--- GIVEN ENTRIES ---
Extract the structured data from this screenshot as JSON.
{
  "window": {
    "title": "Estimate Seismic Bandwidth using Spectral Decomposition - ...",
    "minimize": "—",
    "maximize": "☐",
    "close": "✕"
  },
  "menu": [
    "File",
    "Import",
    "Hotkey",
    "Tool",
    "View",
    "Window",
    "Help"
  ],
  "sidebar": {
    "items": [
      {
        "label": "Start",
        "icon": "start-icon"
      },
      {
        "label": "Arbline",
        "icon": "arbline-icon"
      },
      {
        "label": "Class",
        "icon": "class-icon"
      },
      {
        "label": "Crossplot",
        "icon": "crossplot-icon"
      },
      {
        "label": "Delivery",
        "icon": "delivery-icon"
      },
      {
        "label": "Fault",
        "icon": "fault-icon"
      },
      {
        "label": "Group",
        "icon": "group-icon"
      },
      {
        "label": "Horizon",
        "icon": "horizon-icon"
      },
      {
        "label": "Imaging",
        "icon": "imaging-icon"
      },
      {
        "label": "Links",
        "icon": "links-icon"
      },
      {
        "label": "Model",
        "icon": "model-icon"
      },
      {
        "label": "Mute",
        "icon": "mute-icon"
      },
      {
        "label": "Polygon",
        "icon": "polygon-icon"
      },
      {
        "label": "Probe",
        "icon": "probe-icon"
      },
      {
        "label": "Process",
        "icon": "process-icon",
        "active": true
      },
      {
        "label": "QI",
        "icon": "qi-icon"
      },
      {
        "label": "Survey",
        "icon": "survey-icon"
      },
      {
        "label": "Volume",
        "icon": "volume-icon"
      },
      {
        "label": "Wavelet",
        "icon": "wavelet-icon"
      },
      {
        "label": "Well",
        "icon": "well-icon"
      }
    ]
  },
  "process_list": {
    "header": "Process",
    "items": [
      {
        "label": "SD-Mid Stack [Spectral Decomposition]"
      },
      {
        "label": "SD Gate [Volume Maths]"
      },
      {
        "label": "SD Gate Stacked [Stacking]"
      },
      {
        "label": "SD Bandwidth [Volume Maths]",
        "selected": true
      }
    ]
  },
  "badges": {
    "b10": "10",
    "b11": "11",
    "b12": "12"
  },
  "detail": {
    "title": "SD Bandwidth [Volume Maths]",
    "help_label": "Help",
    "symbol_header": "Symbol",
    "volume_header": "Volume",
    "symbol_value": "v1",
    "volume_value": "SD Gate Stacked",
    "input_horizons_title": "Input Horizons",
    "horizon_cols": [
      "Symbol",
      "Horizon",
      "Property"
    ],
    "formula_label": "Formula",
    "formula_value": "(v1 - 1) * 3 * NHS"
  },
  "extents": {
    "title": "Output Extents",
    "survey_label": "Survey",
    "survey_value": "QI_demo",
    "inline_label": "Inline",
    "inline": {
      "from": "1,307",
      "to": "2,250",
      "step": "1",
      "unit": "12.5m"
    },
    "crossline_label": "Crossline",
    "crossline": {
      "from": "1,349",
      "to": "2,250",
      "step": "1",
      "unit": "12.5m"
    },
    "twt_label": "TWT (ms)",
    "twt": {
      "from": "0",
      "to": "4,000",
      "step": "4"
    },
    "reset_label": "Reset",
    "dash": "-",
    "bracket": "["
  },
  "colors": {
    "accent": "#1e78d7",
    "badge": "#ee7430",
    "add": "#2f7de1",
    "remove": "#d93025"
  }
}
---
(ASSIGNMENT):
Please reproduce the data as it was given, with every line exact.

(SOLUTION TO THIS EXERCISE):
Extract the structured data from this screenshot as JSON.
{
  "window": {
    "title": "Estimate Seismic Bandwidth using Spectral Decomposition - ...",
    "minimize": "—",
    "maximize": "☐",
    "close": "✕"
  },
  "menu": [
    "File",
    "Import",
    "Hotkey",
    "Tool",
    "View",
    "Window",
    "Help"
  ],
  "sidebar": {
    "items": [
      {
        "label": "Start",
        "icon": "start-icon"
      },
      {
        "label": "Arbline",
        "icon": "arbline-icon"
      },
      {
        "label": "Class",
        "icon": "class-icon"
      },
      {
        "label": "Crossplot",
        "icon": "crossplot-icon"
      },
      {
        "label": "Delivery",
        "icon": "delivery-icon"
      },
      {
        "label": "Fault",
        "icon": "fault-icon"
      },
      {
        "label": "Group",
        "icon": "group-icon"
      },
      {
        "label": "Horizon",
        "icon": "horizon-icon"
      },
      {
        "label": "Imaging",
        "icon": "imaging-icon"
      },
      {
        "label": "Links",
        "icon": "links-icon"
      },
      {
        "label": "Model",
        "icon": "model-icon"
      },
      {
        "label": "Mute",
        "icon": "mute-icon"
      },
      {
        "label": "Polygon",
        "icon": "polygon-icon"
      },
      {
        "label": "Probe",
        "icon": "probe-icon"
      },
      {
        "label": "Process",
        "icon": "process-icon",
        "active": true
      },
      {
        "label": "QI",
        "icon": "qi-icon"
      },
      {
        "label": "Survey",
        "icon": "survey-icon"
      },
      {
        "label": "Volume",
        "icon": "volume-icon"
      },
      {
        "label": "Wavelet",
        "icon": "wavelet-icon"
      },
      {
        "label": "Well",
        "icon": "well-icon"
      }
    ]
  },
  "process_list": {
    "header": "Process",
    "items": [
      {
        "label": "SD-Mid Stack [Spectral Decomposition]"
      },
      {
        "label": "SD Gate [Volume Maths]"
      },
      {
        "label": "SD Gate Stacked [Stacking]"
      },
      {
        "label": "SD Bandwidth [Volume Maths]",
        "selected": true
      }
    ]
  },
  "badges": {
    "b10": "10",
    "b11": "11",
    "b12": "12"
  },
  "detail": {
    "title": "SD Bandwidth [Volume Maths]",
    "help_label": "Help",
    "symbol_header": "Symbol",
    "volume_header": "Volume",
    "symbol_value": "v1",
    "volume_value": "SD Gate Stacked",
    "input_horizons_title": "Input Horizons",
    "horizon_cols": [
      "Symbol",
      "Horizon",
      "Property"
    ],
    "formula_label": "Formula",
    "formula_value": "(v1 - 1) * 3 * NHS"
  },
  "extents": {
    "title": "Output Extents",
    "survey_label": "Survey",
    "survey_value": "QI_demo",
    "inline_label": "Inline",
    "inline": {
      "from": "1,307",
      "to": "2,250",
      "step": "1",
      "unit": "12.5m"
    },
    "crossline_label": "Crossline",
    "crossline": {
      "from": "1,349",
      "to": "2,250",
      "step": "1",
      "unit": "12.5m"
    },
    "twt_label": "TWT (ms)",
    "twt": {
      "from": "0",
      "to": "4,000",
      "step": "4"
    },
    "reset_label": "Reset",
    "dash": "-",
    "bracket": "["
  },
  "colors": {
    "accent": "#1e78d7",
    "badge": "#ee7430",
    "add": "#2f7de1",
    "remove": "#d93025"
  }
}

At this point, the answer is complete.